Despite a relatively small number of neurons (around 100,000 for the case of Drosophila melanogaster), insects exhibit an impressive array of abilities, including short term and long term memory, sensory integration, associative and self-learning capabilities, and extremely fine motor skills. Our research uses the insect brain as a model system to understand how to design neuromorphic architectures that can act as smart sensors capable to register, adapt, and respond to changes in the environment.
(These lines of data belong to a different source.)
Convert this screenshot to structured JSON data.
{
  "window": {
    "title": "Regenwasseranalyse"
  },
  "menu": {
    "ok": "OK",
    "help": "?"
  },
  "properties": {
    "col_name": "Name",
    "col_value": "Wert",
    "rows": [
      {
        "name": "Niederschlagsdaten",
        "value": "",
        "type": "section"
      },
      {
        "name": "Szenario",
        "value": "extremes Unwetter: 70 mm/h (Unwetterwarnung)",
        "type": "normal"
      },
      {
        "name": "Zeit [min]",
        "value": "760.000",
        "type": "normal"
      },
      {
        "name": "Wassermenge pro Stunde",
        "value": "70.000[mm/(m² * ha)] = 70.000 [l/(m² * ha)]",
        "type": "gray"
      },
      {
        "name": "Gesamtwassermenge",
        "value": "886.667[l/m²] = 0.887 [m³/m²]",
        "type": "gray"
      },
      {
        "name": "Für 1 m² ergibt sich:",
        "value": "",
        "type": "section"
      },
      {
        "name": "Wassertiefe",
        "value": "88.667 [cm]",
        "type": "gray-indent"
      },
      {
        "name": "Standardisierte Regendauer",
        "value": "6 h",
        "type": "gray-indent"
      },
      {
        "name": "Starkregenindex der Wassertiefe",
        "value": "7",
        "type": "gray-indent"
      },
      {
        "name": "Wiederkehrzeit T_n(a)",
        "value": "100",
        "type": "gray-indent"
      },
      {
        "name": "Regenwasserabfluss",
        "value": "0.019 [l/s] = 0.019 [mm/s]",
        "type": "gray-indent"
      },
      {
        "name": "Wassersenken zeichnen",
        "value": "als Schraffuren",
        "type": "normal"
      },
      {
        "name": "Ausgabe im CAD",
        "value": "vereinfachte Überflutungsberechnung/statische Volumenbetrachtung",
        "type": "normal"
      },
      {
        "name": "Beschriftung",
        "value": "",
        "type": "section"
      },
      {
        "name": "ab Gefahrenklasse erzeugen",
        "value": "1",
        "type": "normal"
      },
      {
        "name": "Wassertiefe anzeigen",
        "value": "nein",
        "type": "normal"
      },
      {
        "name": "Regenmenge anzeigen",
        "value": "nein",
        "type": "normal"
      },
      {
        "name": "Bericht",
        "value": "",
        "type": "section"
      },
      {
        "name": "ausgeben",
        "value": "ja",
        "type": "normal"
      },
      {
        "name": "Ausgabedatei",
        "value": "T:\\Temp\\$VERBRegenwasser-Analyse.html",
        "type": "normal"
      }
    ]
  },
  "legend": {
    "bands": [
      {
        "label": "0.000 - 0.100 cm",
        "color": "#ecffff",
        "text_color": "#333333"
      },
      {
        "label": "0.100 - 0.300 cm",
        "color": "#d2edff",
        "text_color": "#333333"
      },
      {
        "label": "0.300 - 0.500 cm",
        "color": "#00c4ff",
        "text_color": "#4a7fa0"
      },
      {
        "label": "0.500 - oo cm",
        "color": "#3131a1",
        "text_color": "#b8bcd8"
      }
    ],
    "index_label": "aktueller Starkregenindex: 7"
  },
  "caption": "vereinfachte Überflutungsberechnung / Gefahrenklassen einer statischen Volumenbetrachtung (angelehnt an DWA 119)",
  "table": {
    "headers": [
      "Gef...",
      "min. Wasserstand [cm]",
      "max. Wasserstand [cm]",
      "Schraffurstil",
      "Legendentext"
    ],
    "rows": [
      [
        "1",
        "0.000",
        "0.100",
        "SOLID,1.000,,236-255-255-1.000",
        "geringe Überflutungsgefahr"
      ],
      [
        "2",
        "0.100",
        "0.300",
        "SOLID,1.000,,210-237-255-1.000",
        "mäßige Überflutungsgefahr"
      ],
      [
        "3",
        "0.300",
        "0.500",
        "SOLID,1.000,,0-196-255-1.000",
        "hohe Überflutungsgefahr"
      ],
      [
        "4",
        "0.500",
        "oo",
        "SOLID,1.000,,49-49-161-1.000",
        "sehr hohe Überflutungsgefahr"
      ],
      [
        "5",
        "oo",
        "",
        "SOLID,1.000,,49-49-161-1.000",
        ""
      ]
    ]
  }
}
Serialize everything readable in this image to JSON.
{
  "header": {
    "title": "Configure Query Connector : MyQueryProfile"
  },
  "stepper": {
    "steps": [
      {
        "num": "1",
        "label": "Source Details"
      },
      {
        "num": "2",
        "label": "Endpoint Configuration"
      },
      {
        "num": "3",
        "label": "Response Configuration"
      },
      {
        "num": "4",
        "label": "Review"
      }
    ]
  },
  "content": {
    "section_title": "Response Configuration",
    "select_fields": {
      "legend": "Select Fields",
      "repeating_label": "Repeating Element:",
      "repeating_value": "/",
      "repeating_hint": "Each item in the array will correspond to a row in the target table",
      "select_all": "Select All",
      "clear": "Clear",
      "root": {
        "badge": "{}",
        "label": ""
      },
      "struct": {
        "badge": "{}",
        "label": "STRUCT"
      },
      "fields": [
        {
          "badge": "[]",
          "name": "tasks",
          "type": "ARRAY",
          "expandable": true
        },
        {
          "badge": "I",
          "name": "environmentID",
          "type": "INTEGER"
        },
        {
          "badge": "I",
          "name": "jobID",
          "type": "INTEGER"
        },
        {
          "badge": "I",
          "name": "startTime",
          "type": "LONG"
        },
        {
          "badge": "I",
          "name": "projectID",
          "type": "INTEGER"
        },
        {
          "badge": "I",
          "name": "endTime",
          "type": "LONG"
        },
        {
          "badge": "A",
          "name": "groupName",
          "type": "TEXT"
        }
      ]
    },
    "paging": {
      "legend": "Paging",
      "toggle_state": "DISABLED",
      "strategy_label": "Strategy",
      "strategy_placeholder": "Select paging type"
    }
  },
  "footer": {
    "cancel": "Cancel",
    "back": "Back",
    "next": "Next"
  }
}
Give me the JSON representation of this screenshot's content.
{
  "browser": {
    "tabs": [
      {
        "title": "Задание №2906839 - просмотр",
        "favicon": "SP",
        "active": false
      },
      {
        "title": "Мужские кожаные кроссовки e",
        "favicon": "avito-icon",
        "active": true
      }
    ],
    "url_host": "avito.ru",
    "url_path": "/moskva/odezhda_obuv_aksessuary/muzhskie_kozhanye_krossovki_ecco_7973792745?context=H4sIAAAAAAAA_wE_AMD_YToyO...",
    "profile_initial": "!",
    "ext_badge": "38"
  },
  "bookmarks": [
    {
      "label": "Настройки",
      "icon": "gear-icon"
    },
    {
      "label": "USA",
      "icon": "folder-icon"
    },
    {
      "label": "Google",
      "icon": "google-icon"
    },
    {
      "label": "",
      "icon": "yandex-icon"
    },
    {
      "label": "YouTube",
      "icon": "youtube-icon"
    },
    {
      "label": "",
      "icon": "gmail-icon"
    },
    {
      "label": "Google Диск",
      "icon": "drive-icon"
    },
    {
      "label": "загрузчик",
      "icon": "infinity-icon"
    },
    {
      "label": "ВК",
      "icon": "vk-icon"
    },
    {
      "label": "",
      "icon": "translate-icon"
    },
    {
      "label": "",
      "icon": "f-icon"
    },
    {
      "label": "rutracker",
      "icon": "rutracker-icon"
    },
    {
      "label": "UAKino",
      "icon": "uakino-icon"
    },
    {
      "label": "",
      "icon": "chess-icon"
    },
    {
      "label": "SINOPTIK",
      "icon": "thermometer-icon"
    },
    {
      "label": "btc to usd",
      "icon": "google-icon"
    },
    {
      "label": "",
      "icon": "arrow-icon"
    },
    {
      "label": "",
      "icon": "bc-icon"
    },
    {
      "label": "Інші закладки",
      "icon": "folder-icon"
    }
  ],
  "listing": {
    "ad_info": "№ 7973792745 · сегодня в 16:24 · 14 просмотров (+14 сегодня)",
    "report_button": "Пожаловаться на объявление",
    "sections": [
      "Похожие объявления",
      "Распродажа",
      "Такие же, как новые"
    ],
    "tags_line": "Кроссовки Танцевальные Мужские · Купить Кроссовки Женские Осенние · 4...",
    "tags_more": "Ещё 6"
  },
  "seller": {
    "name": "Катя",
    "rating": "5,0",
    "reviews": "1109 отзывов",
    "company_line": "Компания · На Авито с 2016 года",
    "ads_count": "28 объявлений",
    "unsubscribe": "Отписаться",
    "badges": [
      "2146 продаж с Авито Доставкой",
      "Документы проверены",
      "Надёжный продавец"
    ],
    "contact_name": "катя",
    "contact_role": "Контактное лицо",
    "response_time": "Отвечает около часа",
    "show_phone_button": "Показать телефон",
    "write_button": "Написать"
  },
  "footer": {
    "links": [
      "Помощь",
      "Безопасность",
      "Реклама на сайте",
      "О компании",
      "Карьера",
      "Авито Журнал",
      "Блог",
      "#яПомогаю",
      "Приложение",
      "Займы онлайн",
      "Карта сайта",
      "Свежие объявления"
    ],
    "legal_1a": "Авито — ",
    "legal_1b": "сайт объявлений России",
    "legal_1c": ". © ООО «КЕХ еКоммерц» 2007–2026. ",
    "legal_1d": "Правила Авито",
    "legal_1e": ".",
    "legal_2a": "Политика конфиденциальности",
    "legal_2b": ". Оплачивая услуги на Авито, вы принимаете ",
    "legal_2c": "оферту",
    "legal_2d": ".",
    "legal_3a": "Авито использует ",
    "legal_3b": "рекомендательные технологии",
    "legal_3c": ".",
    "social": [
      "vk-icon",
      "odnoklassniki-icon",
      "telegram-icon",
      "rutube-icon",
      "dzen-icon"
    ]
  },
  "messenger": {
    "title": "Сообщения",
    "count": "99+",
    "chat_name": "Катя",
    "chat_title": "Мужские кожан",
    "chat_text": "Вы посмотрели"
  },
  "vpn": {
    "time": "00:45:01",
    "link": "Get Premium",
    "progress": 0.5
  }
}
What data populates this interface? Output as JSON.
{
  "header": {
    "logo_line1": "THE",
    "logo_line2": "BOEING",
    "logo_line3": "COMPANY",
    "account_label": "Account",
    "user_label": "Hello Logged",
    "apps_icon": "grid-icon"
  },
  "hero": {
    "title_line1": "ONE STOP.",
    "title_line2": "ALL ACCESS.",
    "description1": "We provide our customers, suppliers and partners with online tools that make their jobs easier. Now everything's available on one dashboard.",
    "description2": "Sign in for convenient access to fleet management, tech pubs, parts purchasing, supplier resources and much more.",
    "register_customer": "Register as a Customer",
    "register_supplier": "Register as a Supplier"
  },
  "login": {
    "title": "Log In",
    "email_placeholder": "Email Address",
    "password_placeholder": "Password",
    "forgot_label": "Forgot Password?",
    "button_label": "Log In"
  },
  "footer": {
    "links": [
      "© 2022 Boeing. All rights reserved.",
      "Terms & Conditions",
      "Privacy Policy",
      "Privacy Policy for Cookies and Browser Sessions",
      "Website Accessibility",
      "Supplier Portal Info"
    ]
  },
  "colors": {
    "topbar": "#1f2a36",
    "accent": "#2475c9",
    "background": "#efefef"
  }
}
In this talk we will focus on two fundamental aspects of insect’s brain anatomy and their implication both at the architecture and materials levels: the implementation of context-selective plasticity in order to allow for reinforced learning, and the need to explore heterogeneous architectures integrating components that respond at different time scales in order to create stable feedback loops. From a materials standpoint, the ability to control the volatility of memristive elements and the way charge is stored, released, and dissipated, are key aspects to enable this functionality. We exemplify this by emulating a system inspired on the mushroom body of the insect brain.